Assess talent rapidly and make the changes instantly.
Successful initiatives require the right people in the right seats. By far, the most common specific regret acknowledged by first-time CEOs is that they didn’t act faster to remove people in key roles.
Most CEOs wish that within their first six months in the job they had narrowed their agenda and quickened their pace. Select a few high impact organizational priorities, stay thoroughly focused on them, and then drive to completion with a relentless sense of urgency.
Stop doing your old job.
New CEOs have to establish their own leadership identity – but that’s particularly hard for those promoted internally, who must quickly achieve the requisite escape velocity to be viewed as “a boss, not a buddy.” Start
by identifying the specific things you did in your previous jobs that you will now delegate and distance yourself from – even if you’re convinced you can still do them better than anyone else.
Immerse yourself in the Board
New CEOs are often surprised by how much of their time is consumed by board-related activities – but they shouldn’t be. Experienced CEOs advise spending anywhere from 20 to 30 percent of your time on the care and feeding of your Board. Make it a top priority to get to know them personally, help them get to know you, and recognize that almost nothing is more important than quickly striking the right balance between seeking their guidance and providing them with direction.
You are the company’s face to the world
Most executives spend years learning how to manage what goes on inside the company. But the moment they become CEO, they need to make a quick pivot and turn much of their attention to the outside world – not just customers, but investors, shareholders, analysts and the media. It’s almost like learning a whole new job – including some critical lessons on what you can and can’t say, when, and to whom.
Find a few people you can confide in
Most CEOs tell us the cliche? is true: It’s an inherently lonely job.

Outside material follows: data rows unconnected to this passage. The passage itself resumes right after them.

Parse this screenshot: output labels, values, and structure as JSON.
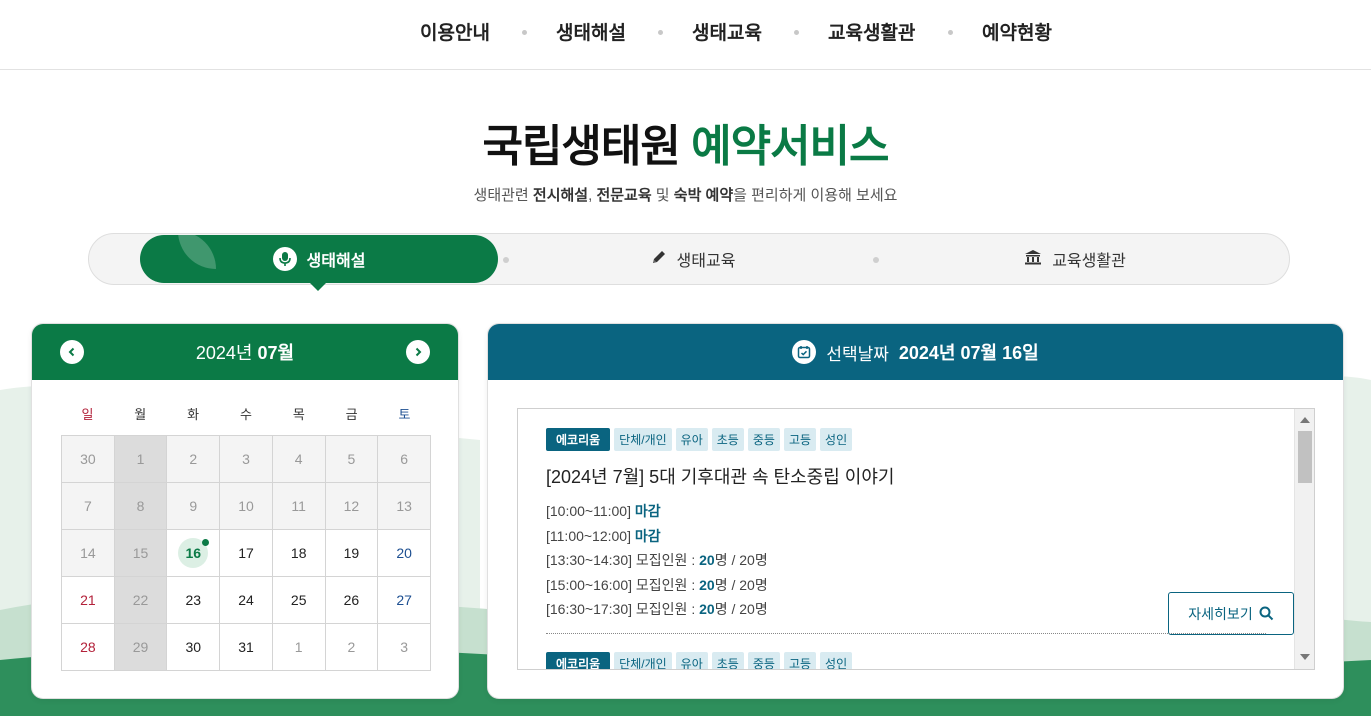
{
  "nav": {
    "items": [
      "이용안내",
      "생태해설",
      "생태교육",
      "교육생활관",
      "예약현황"
    ]
  },
  "hero": {
    "title_main": "국립생태원",
    "title_accent": "예약서비스",
    "subtitle_parts": [
      "생태관련 ",
      "전시해설",
      ", ",
      "전문교육",
      " 및 ",
      "숙박 예약",
      "을 편리하게 이용해 보세요"
    ]
  },
  "tabs": [
    {
      "label": "생태해설",
      "icon": "microphone-icon",
      "active": true
    },
    {
      "label": "생태교육",
      "icon": "pencil-icon",
      "active": false
    },
    {
      "label": "교육생활관",
      "icon": "building-icon",
      "active": false
    }
  ],
  "calendar": {
    "year_label": "2024년",
    "month_label": "07월",
    "weekdays": [
      "일",
      "월",
      "화",
      "수",
      "목",
      "금",
      "토"
    ],
    "weeks": [
      [
        "30",
        "1",
        "2",
        "3",
        "4",
        "5",
        "6"
      ],
      [
        "7",
        "8",
        "9",
        "10",
        "11",
        "12",
        "13"
      ],
      [
        "14",
        "15",
        "16",
        "17",
        "18",
        "19",
        "20"
      ],
      [
        "21",
        "22",
        "23",
        "24",
        "25",
        "26",
        "27"
      ],
      [
        "28",
        "29",
        "30",
        "31",
        "1",
        "2",
        "3"
      ]
    ],
    "selected_day": "16"
  },
  "program": {
    "header_label": "선택날짜",
    "header_date": "2024년 07월 16일",
    "items": [
      {
        "category": "에코리움",
        "targets": [
          "단체/개인",
          "유아",
          "초등",
          "중등",
          "고등",
          "성인"
        ],
        "title": "[2024년 7월] 5대 기후대관 속 탄소중립 이야기",
        "slots": [
          {
            "time": "[10:00~11:00]",
            "status": "마감"
          },
          {
            "time": "[11:00~12:00]",
            "status": "마감"
          },
          {
            "time": "[13:30~14:30]",
            "label": "모집인원 : ",
            "current": "20",
            "rest": "명 / 20명"
          },
          {
            "time": "[15:00~16:00]",
            "label": "모집인원 : ",
            "current": "20",
            "rest": "명 / 20명"
          },
          {
            "time": "[16:30~17:30]",
            "label": "모집인원 : ",
            "current": "20",
            "rest": "명 / 20명"
          }
        ],
        "detail_label": "자세히보기"
      },
      {
        "category": "에코리움",
        "targets": [
          "단체/개인",
          "유아",
          "초등",
          "중등",
          "고등",
          "성인"
        ]
      }
    ]
  },
  "colors": {
    "green": "#0b7a46",
    "teal": "#0a6480"
  }
}
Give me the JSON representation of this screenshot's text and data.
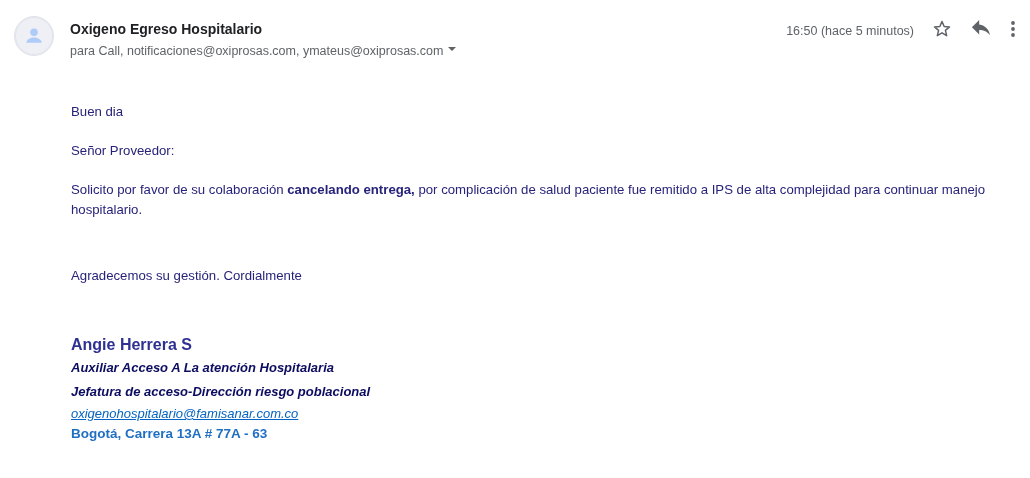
{
  "header": {
    "sender": "Oxigeno Egreso Hospitalario",
    "recipients": "para Call, notificaciones@oxiprosas.com, ymateus@oxiprosas.com",
    "time": "16:50 (hace 5 minutos)",
    "starred": false
  },
  "body": [
    "Buen dia",
    "Señor Proveedor:",
    "Solicito por favor de su colaboración **cancelando entrega,** por complicación de salud paciente fue remitido a IPS de alta complejidad para continuar manejo hospitalario.",
    "Agradecemos su gestión. Cordialmente"
  ],
  "signature": [
    {
      "kind": "name",
      "text": "Angie Herrera S"
    },
    {
      "kind": "title",
      "text": "Auxiliar Acceso A La atención Hospitalaria"
    },
    {
      "kind": "title",
      "text": "Jefatura de acceso-Dirección riesgo poblacional"
    },
    {
      "kind": "email",
      "text": "oxigenohospitalario@famisanar.com.co"
    },
    {
      "kind": "address",
      "text": "Bogotá, Carrera 13A # 77A - 63"
    }
  ]
}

As early as you can, identify a select group of confidants, coaches and trusted advisors, including some incumbent or retired CEOs. Every CEO needs some safe outlets – people with whom they can be candid, seek advice, admit to uncertainty, and just let their hair down once in a while.